[DATA PROVIDED]

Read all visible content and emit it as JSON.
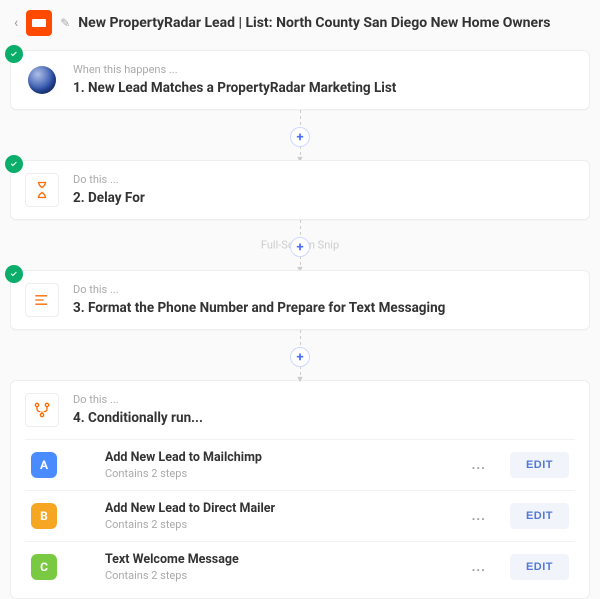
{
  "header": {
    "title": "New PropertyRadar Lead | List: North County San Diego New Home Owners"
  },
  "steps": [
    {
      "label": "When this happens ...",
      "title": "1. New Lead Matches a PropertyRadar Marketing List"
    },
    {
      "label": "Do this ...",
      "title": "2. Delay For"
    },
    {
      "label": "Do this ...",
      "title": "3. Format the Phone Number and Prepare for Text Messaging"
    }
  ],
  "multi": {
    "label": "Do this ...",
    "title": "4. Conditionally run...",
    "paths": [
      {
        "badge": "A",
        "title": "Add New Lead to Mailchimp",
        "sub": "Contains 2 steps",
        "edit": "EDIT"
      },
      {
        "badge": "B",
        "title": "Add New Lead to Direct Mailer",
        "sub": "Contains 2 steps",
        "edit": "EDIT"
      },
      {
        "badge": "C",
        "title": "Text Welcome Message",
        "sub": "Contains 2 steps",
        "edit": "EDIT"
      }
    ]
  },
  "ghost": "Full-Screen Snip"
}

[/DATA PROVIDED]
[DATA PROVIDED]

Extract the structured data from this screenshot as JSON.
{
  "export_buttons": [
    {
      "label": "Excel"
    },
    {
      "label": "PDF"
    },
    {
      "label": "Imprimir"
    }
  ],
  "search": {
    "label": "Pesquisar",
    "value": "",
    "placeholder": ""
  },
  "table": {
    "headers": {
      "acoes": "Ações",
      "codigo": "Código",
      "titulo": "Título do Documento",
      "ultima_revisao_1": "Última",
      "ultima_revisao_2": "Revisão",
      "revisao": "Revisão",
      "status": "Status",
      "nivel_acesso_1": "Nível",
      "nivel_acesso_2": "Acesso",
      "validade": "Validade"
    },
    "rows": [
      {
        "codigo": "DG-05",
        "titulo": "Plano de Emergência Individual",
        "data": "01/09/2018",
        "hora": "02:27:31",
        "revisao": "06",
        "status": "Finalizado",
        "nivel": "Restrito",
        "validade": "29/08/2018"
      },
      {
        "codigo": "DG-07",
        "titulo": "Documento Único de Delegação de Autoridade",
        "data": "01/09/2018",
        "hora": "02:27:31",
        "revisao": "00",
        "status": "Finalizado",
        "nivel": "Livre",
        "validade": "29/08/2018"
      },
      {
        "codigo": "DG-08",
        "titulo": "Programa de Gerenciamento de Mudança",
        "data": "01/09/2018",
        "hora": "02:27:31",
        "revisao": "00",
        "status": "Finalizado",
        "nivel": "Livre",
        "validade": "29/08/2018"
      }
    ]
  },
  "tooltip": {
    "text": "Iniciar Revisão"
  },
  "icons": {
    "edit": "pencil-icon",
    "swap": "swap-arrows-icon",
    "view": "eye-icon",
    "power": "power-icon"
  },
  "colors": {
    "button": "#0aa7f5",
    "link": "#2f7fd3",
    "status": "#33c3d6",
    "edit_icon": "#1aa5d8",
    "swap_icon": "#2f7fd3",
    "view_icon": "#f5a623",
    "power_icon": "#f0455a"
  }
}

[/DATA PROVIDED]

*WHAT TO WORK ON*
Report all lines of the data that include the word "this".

*EXERCISE SOLUTION*
      "label": "When this happens ...",
      "label": "Do this ...",
      "label": "Do this ...",
    "label": "Do this ...",
Extract the structured data from this screenshot as JSON.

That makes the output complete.